++++ SOURCE RECORDS ++++

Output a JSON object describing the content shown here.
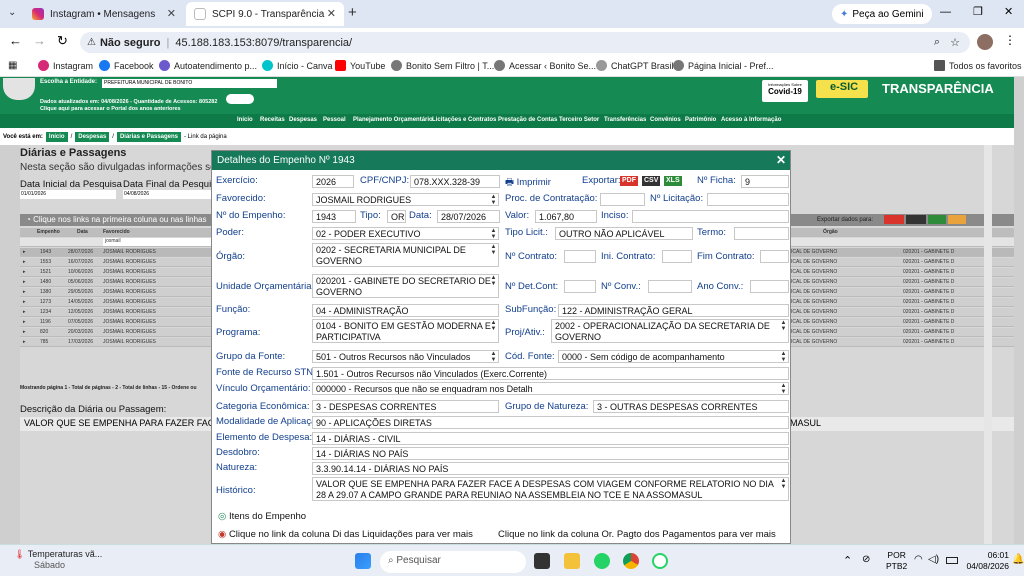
{
  "browser": {
    "tabs": [
      {
        "label": "Instagram • Mensagens"
      },
      {
        "label": "SCPI 9.0 - Transparência"
      }
    ],
    "new_tab": "+",
    "gemini_button": "Peça ao Gemini",
    "security": "Não seguro",
    "url": "45.188.183.153:8079/transparencia/",
    "bookmarks": [
      "Instagram",
      "Facebook",
      "Autoatendimento p...",
      "Início - Canva",
      "YouTube",
      "Bonito Sem Filtro | T...",
      "Acessar ‹ Bonito Se...",
      "ChatGPT Brasil",
      "Página Inicial - Pref...",
      "Todos os favoritos"
    ]
  },
  "site": {
    "entity_label": "Escolha a Entidade:",
    "entity_value": "PREFEITURA MUNICIPAL DE BONITO",
    "updated_info": "Dados atualizados em: 04/08/2026 - Quantidade de Acessos: 805282",
    "portal_info": "Clique aqui para acessar o Portal dos anos anteriores",
    "covid_badge_top": "Informações Sobre",
    "covid_badge": "Covid-19",
    "esic": "e-SIC",
    "brand": "TRANSPARÊNCIA",
    "nav": [
      "Início",
      "Receitas",
      "Despesas",
      "Pessoal",
      "Planejamento Orçamentário",
      "Licitações e Contratos",
      "Prestação de Contas",
      "Terceiro Setor",
      "Transferências",
      "Convênios",
      "Patrimônio",
      "Acesso à Informação"
    ],
    "breadcrumb_label": "Você está em:",
    "breadcrumb": [
      "Início",
      "Despesas",
      "Diárias e Passagens"
    ],
    "breadcrumb_tail": "- Link da página",
    "page_title": "Diárias e Passagens",
    "page_desc": "Nesta seção são divulgadas informações sobre as",
    "date_start_label": "Data Inicial da Pesquisa",
    "date_start": "01/01/2026",
    "date_end_label": "Data Final da Pesquisa",
    "date_end": "04/08/2026",
    "grid_hint": "Clique nos links na primeira coluna ou nas linhas",
    "export_label": "Exportar dados para:",
    "grid_cols": [
      "Empenho",
      "Data",
      "Favorecido",
      "Órgão"
    ],
    "grid_filter": "josmail",
    "grid_rows": [
      [
        "1943",
        "28/07/2026",
        "JOSMAIL RODRIGUES",
        "020201 - GABINETE D"
      ],
      [
        "1553",
        "16/07/2026",
        "JOSMAIL RODRIGUES",
        "020201 - GABINETE D"
      ],
      [
        "1521",
        "10/06/2026",
        "JOSMAIL RODRIGUES",
        "020201 - GABINETE D"
      ],
      [
        "1480",
        "05/06/2026",
        "JOSMAIL RODRIGUES",
        "020201 - GABINETE D"
      ],
      [
        "1380",
        "29/05/2026",
        "JOSMAIL RODRIGUES",
        "020201 - GABINETE D"
      ],
      [
        "1273",
        "14/05/2026",
        "JOSMAIL RODRIGUES",
        "020201 - GABINETE D"
      ],
      [
        "1234",
        "12/05/2026",
        "JOSMAIL RODRIGUES",
        "020201 - GABINETE D"
      ],
      [
        "1196",
        "07/05/2026",
        "JOSMAIL RODRIGUES",
        "020201 - GABINETE D"
      ],
      [
        "820",
        "20/03/2026",
        "JOSMAIL RODRIGUES",
        "020201 - GABINETE D"
      ],
      [
        "785",
        "17/03/2026",
        "JOSMAIL RODRIGUES",
        "020201 - GABINETE D"
      ]
    ],
    "grid_orgao_tail": "ICAL DE GOVERNO",
    "grid_footer": "Mostrando página 1 - Total de páginas - 2 - Total de linhas - 15 - Ordene ou",
    "desc_label": "Descrição da Diária ou Passagem:",
    "desc_text": "VALOR QUE SE EMPENHA PARA FAZER FACE A",
    "desc_tail": "MASUL"
  },
  "modal": {
    "title": "Detalhes do Empenho Nº 1943",
    "exercicio_label": "Exercício:",
    "exercicio": "2026",
    "cpf_label": "CPF/CNPJ:",
    "cpf": "078.XXX.328-39",
    "print_label": "Imprimir",
    "export_label": "Exportar:",
    "ficha_label": "Nº Ficha:",
    "ficha": "9",
    "favorecido_label": "Favorecido:",
    "favorecido": "JOSMAIL RODRIGUES",
    "proc_label": "Proc. de Contratação:",
    "proc": "",
    "licit_label": "Nº Licitação:",
    "licit": "",
    "empenho_label": "Nº do Empenho:",
    "empenho": "1943",
    "tipo_label": "Tipo:",
    "tipo": "OR",
    "data_label": "Data:",
    "data": "28/07/2026",
    "valor_label": "Valor:",
    "valor": "1.067,80",
    "inciso_label": "Inciso:",
    "inciso": "",
    "poder_label": "Poder:",
    "poder": "02 - PODER EXECUTIVO",
    "tipolicit_label": "Tipo Licit.:",
    "tipolicit": "OUTRO NÃO APLICÁVEL",
    "termo_label": "Termo:",
    "termo": "",
    "orgao_label": "Órgão:",
    "orgao": "0202 - SECRETARIA MUNICIPAL DE GOVERNO",
    "ncontrato_label": "Nº Contrato:",
    "ncontrato": "",
    "inicontrato_label": "Ini. Contrato:",
    "inicontrato": "",
    "fimcontrato_label": "Fim Contrato:",
    "fimcontrato": "",
    "unidade_label": "Unidade Orçamentária:",
    "unidade": "020201 - GABINETE DO SECRETARIO DE GOVERNO",
    "ndetcont_label": "Nº Det.Cont:",
    "ndetcont": "",
    "nconv_label": "Nº Conv.:",
    "nconv": "",
    "anoconv_label": "Ano Conv.:",
    "anoconv": "",
    "funcao_label": "Função:",
    "funcao": "04 - ADMINISTRAÇÃO",
    "subfuncao_label": "SubFunção:",
    "subfuncao": "122 - ADMINISTRAÇÃO GERAL",
    "programa_label": "Programa:",
    "programa": "0104 - BONITO EM GESTÃO MODERNA E PARTICIPATIVA",
    "projativ_label": "Proj/Ativ.:",
    "projativ": "2002 - OPERACIONALIZAÇÃO DA SECRETARIA DE GOVERNO",
    "grupofonte_label": "Grupo da Fonte:",
    "grupofonte": "501 - Outros Recursos não Vinculados",
    "codfonte_label": "Cód. Fonte:",
    "codfonte": "0000 - Sem código de acompanhamento",
    "fontestn_label": "Fonte de Recurso STN:",
    "fontestn": "1.501 - Outros Recursos não Vinculados (Exerc.Corrente)",
    "vinculo_label": "Vínculo Orçamentário:",
    "vinculo": "000000 - Recursos que não se enquadram nos Detalh",
    "categoria_label": "Categoria Econômica:",
    "categoria": "3 - DESPESAS CORRENTES",
    "gruponat_label": "Grupo de Natureza:",
    "gruponat": "3 - OUTRAS DESPESAS CORRENTES",
    "modalidade_label": "Modalidade de Aplicação:",
    "modalidade": "90 - APLICAÇÕES DIRETAS",
    "elemento_label": "Elemento de Despesa:",
    "elemento": "14 - DIÁRIAS - CIVIL",
    "desdobro_label": "Desdobro:",
    "desdobro": "14 - DIÁRIAS NO PAÍS",
    "natureza_label": "Natureza:",
    "natureza": "3.3.90.14.14 - DIÁRIAS NO PAÍS",
    "historico_label": "Histórico:",
    "historico": "VALOR QUE SE EMPENHA PARA FAZER FACE A DESPESAS COM VIAGEM CONFORME RELATORIO NO DIA 28 A 29.07 A CAMPO GRANDE PARA REUNIAO NA ASSEMBLEIA NO TCE E NA ASSOMASUL",
    "itens_label": "Itens do Empenho",
    "liquid_hint": "Clique no link da coluna Di das Liquidações para ver mais",
    "pagto_hint": "Clique no link da coluna Or. Pagto dos Pagamentos para ver mais"
  },
  "taskbar": {
    "weather_title": "Temperaturas vã...",
    "weather_sub": "Sábado",
    "search_placeholder": "Pesquisar",
    "lang1": "POR",
    "lang2": "PTB2",
    "time": "06:01",
    "date": "04/08/2026"
  },
  "colors": {
    "header_green": "#158a52",
    "modal_title": "#15795a",
    "label_blue": "#123f8c"
  }
}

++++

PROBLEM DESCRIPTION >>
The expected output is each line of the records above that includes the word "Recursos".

SOLVED EXERCISE >>
    "grupofonte": "501 - Outros Recursos não Vinculados",
    "fontestn": "1.501 - Outros Recursos não Vinculados (Exerc.Corrente)",
    "vinculo": "000000 - Recursos que não se enquadram nos Detalh",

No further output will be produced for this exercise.